Why do we love smokestacks? [Ladies: don’t answer that! We also love water towers, and rivers, and, uh…doughnuts.] They just look so great! Especially when we no longer have to suffer the consequences of blackened skies and filthy garments and routine emphysema*. It’s like the hollow promise of light beer: all the taste without those pesky calories.
When we started thinking about a series on Pittsburgh smokestacks, there were really just three obvious first world properties to kick off with: the old U.S. Steel stacks in Homestead, Michael Chabon’s “Cloud Factory” in Oakland, and the Heinz plant. Only one of these is on the bicycle ride that separates this blogger from the cheap blueberries and hard Italian cheese in the Strip District, so the choice was made for us.
It’s unclear how much of Heinz’ near North Side plant is still an ongoing ketchup-making operation vs. condiment-associated loft housing. At least a part of the facility is security fenced from blogging yabbos like myself and the plant continues to spout a white particulate that suggests vinegar may still be combined with tomato paste on the premises. It’s the kind of place where workers (at least, a few workers) in hard hats still exit at quittin’ time with a cold beer on the noggin. There ain’t no Hunt’s on the table where they’re headed.

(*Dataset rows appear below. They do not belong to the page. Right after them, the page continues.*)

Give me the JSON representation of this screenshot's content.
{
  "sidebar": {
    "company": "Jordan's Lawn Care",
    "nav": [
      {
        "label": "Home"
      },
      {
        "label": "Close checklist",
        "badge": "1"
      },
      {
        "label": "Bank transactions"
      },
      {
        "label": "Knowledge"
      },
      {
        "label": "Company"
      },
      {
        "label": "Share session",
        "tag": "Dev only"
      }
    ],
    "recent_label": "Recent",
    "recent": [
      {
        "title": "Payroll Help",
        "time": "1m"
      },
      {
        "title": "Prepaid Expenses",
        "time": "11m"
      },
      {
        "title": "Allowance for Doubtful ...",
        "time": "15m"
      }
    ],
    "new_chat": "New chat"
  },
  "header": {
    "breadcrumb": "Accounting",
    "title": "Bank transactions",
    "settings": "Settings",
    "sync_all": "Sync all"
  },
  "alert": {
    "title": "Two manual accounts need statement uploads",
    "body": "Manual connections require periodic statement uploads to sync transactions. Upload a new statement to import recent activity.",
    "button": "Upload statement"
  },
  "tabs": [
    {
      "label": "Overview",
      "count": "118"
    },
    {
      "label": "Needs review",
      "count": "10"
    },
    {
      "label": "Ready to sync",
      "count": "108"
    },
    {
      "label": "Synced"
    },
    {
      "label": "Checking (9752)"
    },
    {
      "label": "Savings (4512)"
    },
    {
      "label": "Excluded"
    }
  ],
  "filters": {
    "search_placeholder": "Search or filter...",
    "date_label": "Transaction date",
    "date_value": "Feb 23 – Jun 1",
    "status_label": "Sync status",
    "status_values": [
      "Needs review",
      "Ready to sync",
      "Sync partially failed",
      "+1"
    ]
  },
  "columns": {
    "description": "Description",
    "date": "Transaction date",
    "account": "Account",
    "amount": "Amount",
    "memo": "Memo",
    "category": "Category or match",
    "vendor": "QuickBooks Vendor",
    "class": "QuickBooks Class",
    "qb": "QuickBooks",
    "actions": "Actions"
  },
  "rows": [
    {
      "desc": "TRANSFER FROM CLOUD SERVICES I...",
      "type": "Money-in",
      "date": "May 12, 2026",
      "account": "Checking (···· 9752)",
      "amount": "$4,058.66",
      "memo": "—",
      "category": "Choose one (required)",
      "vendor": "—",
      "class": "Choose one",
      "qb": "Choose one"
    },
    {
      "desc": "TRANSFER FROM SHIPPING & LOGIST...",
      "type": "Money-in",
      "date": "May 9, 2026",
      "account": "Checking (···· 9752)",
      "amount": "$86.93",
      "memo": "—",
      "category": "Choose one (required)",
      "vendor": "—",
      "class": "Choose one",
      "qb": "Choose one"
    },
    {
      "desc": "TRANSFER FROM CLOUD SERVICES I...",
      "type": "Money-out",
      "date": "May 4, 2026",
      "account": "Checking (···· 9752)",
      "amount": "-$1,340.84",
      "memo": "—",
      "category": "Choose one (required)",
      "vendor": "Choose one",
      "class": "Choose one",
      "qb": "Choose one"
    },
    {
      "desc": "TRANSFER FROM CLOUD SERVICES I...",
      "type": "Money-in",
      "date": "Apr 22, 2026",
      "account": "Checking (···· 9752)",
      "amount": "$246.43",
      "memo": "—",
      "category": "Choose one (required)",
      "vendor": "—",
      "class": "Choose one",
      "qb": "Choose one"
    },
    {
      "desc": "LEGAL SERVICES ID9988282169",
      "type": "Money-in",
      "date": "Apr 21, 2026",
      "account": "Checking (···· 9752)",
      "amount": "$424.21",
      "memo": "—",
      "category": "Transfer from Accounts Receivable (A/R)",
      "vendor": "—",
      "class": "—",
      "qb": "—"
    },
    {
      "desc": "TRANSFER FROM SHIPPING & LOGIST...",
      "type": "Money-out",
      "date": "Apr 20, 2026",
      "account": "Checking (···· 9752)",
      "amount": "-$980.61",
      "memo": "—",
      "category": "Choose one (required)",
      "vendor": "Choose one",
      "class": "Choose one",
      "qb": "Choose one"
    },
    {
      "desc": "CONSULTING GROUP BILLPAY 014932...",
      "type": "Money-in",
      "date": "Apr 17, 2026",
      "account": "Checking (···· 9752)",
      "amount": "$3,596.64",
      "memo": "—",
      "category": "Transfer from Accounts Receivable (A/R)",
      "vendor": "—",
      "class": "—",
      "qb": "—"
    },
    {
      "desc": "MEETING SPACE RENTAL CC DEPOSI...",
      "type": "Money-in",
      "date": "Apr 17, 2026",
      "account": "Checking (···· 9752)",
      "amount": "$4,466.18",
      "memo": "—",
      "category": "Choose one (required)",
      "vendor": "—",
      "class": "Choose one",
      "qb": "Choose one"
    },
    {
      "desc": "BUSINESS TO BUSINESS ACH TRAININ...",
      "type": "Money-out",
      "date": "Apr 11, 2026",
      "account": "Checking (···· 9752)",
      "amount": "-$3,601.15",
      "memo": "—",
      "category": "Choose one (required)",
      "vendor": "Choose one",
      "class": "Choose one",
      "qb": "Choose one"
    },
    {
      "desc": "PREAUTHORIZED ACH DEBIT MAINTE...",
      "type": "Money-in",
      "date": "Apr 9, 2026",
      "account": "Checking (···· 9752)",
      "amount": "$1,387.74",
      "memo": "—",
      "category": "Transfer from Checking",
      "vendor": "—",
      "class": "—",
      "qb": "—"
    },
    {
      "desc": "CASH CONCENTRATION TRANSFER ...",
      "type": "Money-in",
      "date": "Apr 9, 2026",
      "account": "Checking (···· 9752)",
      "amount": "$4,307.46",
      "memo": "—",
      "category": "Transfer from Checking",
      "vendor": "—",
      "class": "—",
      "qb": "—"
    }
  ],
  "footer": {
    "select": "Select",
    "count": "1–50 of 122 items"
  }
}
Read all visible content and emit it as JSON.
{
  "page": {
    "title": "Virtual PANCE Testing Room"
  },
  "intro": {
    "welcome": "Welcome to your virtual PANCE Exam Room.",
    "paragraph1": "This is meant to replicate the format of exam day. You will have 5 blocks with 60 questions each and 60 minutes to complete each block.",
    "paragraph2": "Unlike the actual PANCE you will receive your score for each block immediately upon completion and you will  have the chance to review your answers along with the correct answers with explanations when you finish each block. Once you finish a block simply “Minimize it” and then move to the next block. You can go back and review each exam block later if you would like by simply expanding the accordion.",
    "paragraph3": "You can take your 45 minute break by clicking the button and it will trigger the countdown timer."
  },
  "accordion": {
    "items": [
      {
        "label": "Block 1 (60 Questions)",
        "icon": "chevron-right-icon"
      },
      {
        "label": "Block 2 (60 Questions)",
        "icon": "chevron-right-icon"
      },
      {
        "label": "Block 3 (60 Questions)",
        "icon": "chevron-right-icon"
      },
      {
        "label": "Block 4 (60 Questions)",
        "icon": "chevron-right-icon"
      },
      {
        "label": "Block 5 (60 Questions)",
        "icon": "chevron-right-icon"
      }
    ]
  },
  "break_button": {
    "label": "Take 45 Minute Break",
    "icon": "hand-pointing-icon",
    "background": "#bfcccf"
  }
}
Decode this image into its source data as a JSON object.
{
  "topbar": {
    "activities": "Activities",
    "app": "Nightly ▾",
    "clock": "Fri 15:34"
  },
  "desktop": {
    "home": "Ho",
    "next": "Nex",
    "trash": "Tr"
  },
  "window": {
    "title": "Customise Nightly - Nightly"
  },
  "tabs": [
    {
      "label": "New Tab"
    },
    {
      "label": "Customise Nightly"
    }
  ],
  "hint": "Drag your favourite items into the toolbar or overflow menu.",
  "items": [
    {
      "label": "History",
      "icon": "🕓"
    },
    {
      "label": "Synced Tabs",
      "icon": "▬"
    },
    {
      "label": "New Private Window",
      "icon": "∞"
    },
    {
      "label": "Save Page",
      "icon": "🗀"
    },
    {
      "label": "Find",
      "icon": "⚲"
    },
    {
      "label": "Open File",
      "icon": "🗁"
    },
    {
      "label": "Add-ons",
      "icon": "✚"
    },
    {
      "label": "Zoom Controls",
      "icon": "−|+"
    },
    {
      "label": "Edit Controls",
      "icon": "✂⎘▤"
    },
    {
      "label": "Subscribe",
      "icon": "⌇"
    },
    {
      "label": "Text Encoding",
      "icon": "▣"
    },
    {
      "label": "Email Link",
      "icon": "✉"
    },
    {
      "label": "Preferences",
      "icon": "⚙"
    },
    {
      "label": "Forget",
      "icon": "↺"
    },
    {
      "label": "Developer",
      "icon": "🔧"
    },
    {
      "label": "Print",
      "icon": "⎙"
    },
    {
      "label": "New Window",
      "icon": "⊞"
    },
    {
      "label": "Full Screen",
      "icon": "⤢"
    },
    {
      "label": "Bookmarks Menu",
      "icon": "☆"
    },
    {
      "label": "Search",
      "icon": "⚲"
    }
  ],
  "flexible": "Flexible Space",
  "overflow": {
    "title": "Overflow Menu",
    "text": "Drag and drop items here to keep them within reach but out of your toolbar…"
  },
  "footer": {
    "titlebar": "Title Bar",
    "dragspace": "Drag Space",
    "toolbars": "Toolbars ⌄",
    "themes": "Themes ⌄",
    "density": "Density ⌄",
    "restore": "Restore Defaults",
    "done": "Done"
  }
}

Like the Washington Monument or St. Paul’s Cathedral, the smokestacks are visible from all over–the Heinz and 57 brick inlays readable from some distance. Almost everywhere on the Allegheny River side of town gets some sort of vantage point.
The Heinz stacks are so omnipresent that most people likely don’t even pay attention to them anymore. On bicycle rides down the river trail I kept noticing how you’d see the stacks from far off up the trail, glimpsed between the newer buildings along the river, from up above on Troy Hill, and down below near town. This was an Orbit story begging to happen.
Oh, and happen it will…er, did. In fact, happening it is, right now. I’m typing–I should know! It’s one of those freaky kind of ketchup happenings you read about in the condiment blogs. Dudes in fry outfits; ladies going “hash brownie”; little tykes experiencing colors we never dreamed of. It’s so beautiful! There’s no casting aspersions; just reporting the facts. Lay down thy preconceptions and pick up your spatula: it’s an old-school fry-up and we’re tending the griddle, jack.
* Pittsburgh’s air quality is still a mess, but, you know, it ain’t like it used to be.